Still, the Hapan did not turn. Moments passed. Legorii stepped forward, moving close to his Consul. “Marick,” he hissed. “Take the blade.”
The Consul’s stare was glacial, but he turned. Glancing down at Wuntila, eyes lingering over his wrapped right stump, his gaze softened. “I dare not touch it, Wuntila. That sword will bring only death upon us.”
Confusion crossed the Human-Theelin’s features. “Its power is...unmistakable. With this sword, we can vanquish the upstart Clans that presume to challenge our supremacy in the Brotherhood. With this sword, we’ll take Korriban itself!” The Dragon subsided into a fit of coughing, blood and phlegm speckling his lips.
Marick smiled sadly and placed a hand on Wuntila’s shoulder. “Rise, brother. Come, look.” The Hapan helped him to his feet, carefully avoiding the recently-treated wounds. Walking slowly to the end of the bridge, the two came to the vast array of viewports that overlooked the planet below. Motioning magnanimously with one hand, the Consul drew the eyes of all watching toward the Imperial ships not too far away.

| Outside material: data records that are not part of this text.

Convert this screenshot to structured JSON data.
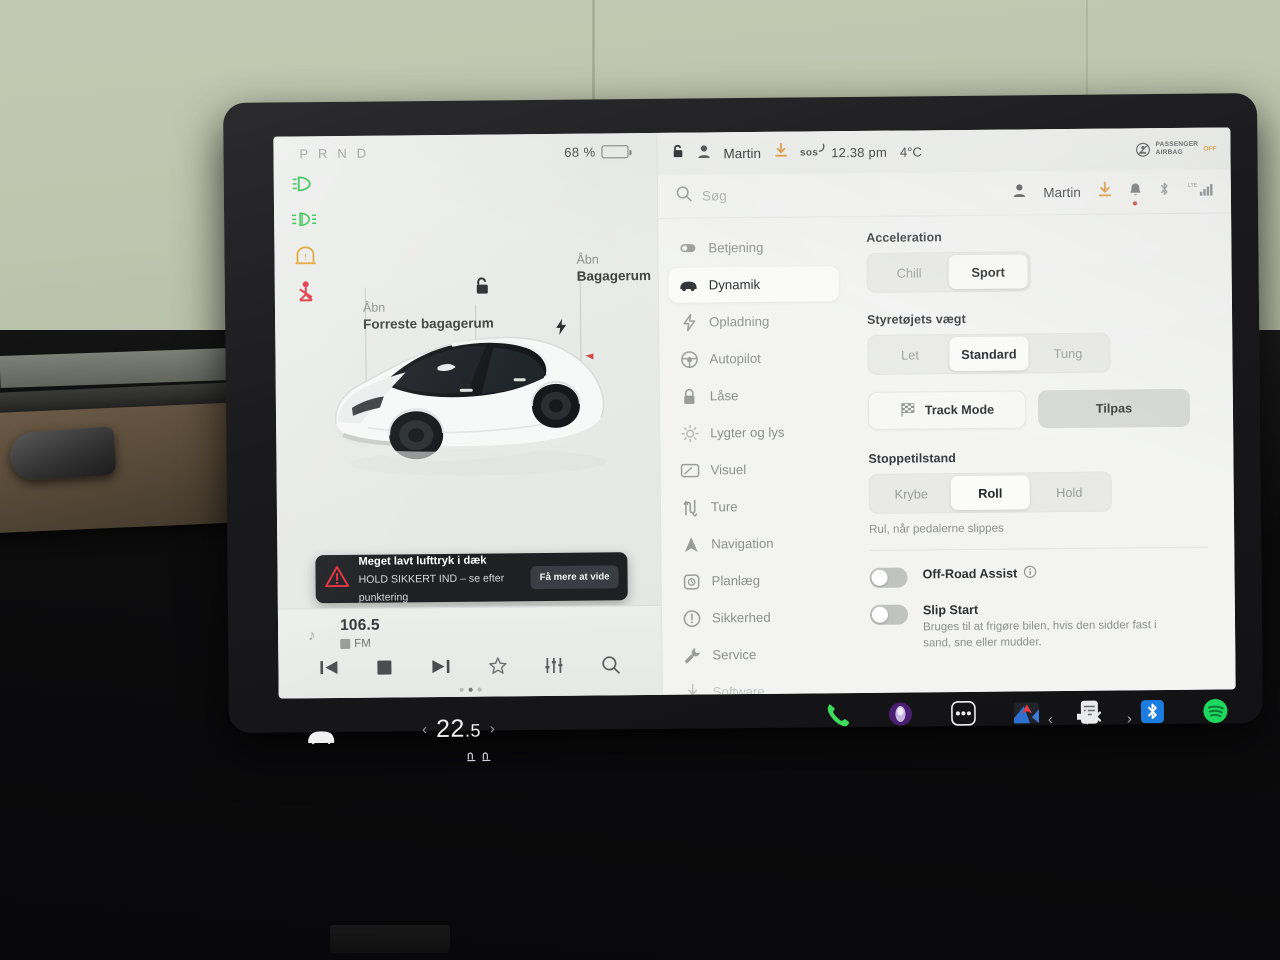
{
  "left_panel": {
    "gear_indicator": "P R N D",
    "battery_percent": "68 %",
    "battery_level": 68,
    "telltales": [
      {
        "name": "headlight-telltale",
        "color": "#2fbf4a"
      },
      {
        "name": "fog-light-telltale",
        "color": "#2fbf4a"
      },
      {
        "name": "tire-pressure-telltale",
        "color": "#e0a12b"
      },
      {
        "name": "seatbelt-telltale",
        "color": "#e0303f"
      }
    ],
    "front_trunk": {
      "action": "Åbn",
      "target": "Forreste bagagerum"
    },
    "rear_trunk": {
      "action": "Åbn",
      "target": "Bagagerum"
    },
    "lock_icon": "unlock-icon",
    "charge_port_icon": "charge-bolt-icon",
    "alert": {
      "icon": "warning-triangle-icon",
      "title": "Meget lavt lufttryk i dæk",
      "subtitle": "HOLD SIKKERT IND – se efter punktering",
      "button": "Få mere at vide",
      "accent": "#e0303f"
    },
    "media": {
      "station": "106.5",
      "band": "FM",
      "controls": [
        "previous-icon",
        "stop-icon",
        "next-icon",
        "favorite-star-icon",
        "equalizer-icon",
        "search-icon"
      ],
      "page_dots": 3,
      "active_dot": 1
    }
  },
  "status_bar": {
    "lock_icon": "unlock-icon",
    "profile_icon": "person-icon",
    "profile_name": "Martin",
    "download_icon": "software-update-icon",
    "sos_label": "sos",
    "time": "12.38 pm",
    "temperature": "4°C",
    "airbag": {
      "line1": "PASSENGER",
      "line2": "AIRBAG",
      "state": "OFF"
    }
  },
  "search": {
    "icon": "search-icon",
    "placeholder": "Søg",
    "profile_name": "Martin",
    "icons": [
      "software-update-icon",
      "notification-bell-icon",
      "bluetooth-icon",
      "lte-signal-icon"
    ],
    "lte_label": "LTE"
  },
  "menu": {
    "items": [
      {
        "label": "Betjening",
        "icon": "toggle-icon",
        "state": "normal"
      },
      {
        "label": "Dynamik",
        "icon": "car-icon",
        "state": "active"
      },
      {
        "label": "Opladning",
        "icon": "bolt-icon",
        "state": "normal"
      },
      {
        "label": "Autopilot",
        "icon": "steering-wheel-icon",
        "state": "normal"
      },
      {
        "label": "Låse",
        "icon": "lock-icon",
        "state": "normal"
      },
      {
        "label": "Lygter og lys",
        "icon": "brightness-icon",
        "state": "normal"
      },
      {
        "label": "Visuel",
        "icon": "display-icon",
        "state": "normal"
      },
      {
        "label": "Ture",
        "icon": "trip-icon",
        "state": "normal"
      },
      {
        "label": "Navigation",
        "icon": "navigation-arrow-icon",
        "state": "normal"
      },
      {
        "label": "Planlæg",
        "icon": "schedule-clock-icon",
        "state": "normal"
      },
      {
        "label": "Sikkerhed",
        "icon": "safety-alert-icon",
        "state": "normal"
      },
      {
        "label": "Service",
        "icon": "wrench-icon",
        "state": "normal"
      },
      {
        "label": "Software",
        "icon": "software-icon",
        "state": "faded"
      }
    ]
  },
  "settings": {
    "acceleration": {
      "title": "Acceleration",
      "options": [
        "Chill",
        "Sport"
      ],
      "selected": "Sport"
    },
    "steering": {
      "title": "Styretøjets vægt",
      "options": [
        "Let",
        "Standard",
        "Tung"
      ],
      "selected": "Standard"
    },
    "buttons": {
      "track_mode": "Track Mode",
      "track_mode_icon": "checkered-flag-icon",
      "customize": "Tilpas"
    },
    "stopping_mode": {
      "title": "Stoppetilstand",
      "options": [
        "Krybe",
        "Roll",
        "Hold"
      ],
      "selected": "Roll",
      "hint": "Rul, når pedalerne slippes"
    },
    "toggles": [
      {
        "label": "Off-Road Assist",
        "info_icon": "info-icon",
        "state": "off",
        "description": ""
      },
      {
        "label": "Slip Start",
        "info_icon": "",
        "state": "off",
        "description": "Bruges til at frigøre bilen, hvis den sidder fast i sand, sne eller mudder."
      }
    ]
  },
  "dock": {
    "car_icon": "car-front-icon",
    "climate_value": "22",
    "climate_decimal": ".5",
    "chevron_left": "‹",
    "chevron_right": "›",
    "seat_icons": [
      "driver-seat-heater-icon",
      "passenger-seat-heater-icon"
    ],
    "apps": [
      {
        "name": "phone-icon",
        "color": "#3ddc5c"
      },
      {
        "name": "voice-assistant-icon",
        "color": "#7a3fb8"
      },
      {
        "name": "more-apps-icon",
        "color": "#f2f2f2"
      },
      {
        "name": "navigation-app-icon",
        "color": "#2b6fd6"
      },
      {
        "name": "info-card-icon",
        "color": "#e8e8e8"
      },
      {
        "name": "bluetooth-app-icon",
        "color": "#1d7ce0"
      },
      {
        "name": "spotify-icon",
        "color": "#1ed760"
      }
    ],
    "volume_icon": "volume-muted-icon"
  }
}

There was silence on the bridge, as recognition set in. Those ships, that had previously held their fire after an initial incident with Plagueian vessels, were regrouping. They were moving, as one, toward the Eye of the Abyss and the other assembled Arconan ships. Legorii’s breath caught in his throat as he watched.
“The One Sith. They know that we’ve taken Revelation,” Marick said simply.
Legorii’s eyes widened. “We need to move, we need to act. Mobilize the fleet, get everyone to their battle stations. Call the Iron Throne, get the Grand Master to support us!”
Marick shook his head. “No. Muz Ashen wants the sword for himself, and I will not give it to him. Besides,” he shrugged, “we cannot stand against the One Sith and this Imperial remnant here alone.”
The Anzat stood, blinking. He did not understand. “So, then...we’re just rolling over? We’re going to die here, above this long-forgotten world?”
“We need to get back to Dajorra!” Wuntila shouted, clenching his fist around the sword that was the cause of all the conflict. He gritted his teeth in pain, doubling over momentarily before regaining his voice. “We can make our stand there.”
Again, Marick shook his head. “No, no. They will follow us, and we will die there. We cannot turn back now.”
Legorii threw up his hands, turning away from his Consul. “Then what, Marick? What are we going to do?”
“We’re going to go onward. We know the coordinates of the next Sith World, and it is there that we must go to make our stand. There, the first Clan will prove its dominance, or it will be sundered by the hammer of the One Sith against the anvil of the ancient Sith,” Marick stated, as though it was a simple truth obvious to all.
A hushed calm settled over the bridge of the Star Destroyer, while neither Legorii nor Wuntila protested. Finally, Legorii found his voice. “The Estle-Eden Axis. Please, Marick, if you won’t let us call to the Grand Master, at least let us call to the Tarentae.”
Marick hesitated, and Legorii pushed on. “I’ll talk to Ernordeth, his connections there have not all dried up. Maxamillian von Oberst and their Quaestor, Scion Altera, remain allies of ours. They will lend their fleets.”
After a moment, the Consul nodded. “Alright. Get me a secure link to Scion, and quickly. We’re making the jump soon. We only have a few minutes before they’re upon us.” Legorii nodded, bowing to the Consul as he backed away.
Before he turned away, Wuntila looked down at the sword that remained in his left hand. “Well...this has been eye-opening.” He turned and limped after the Proconsul, leaving Marick alone on the bridge.
Esoteric was coming.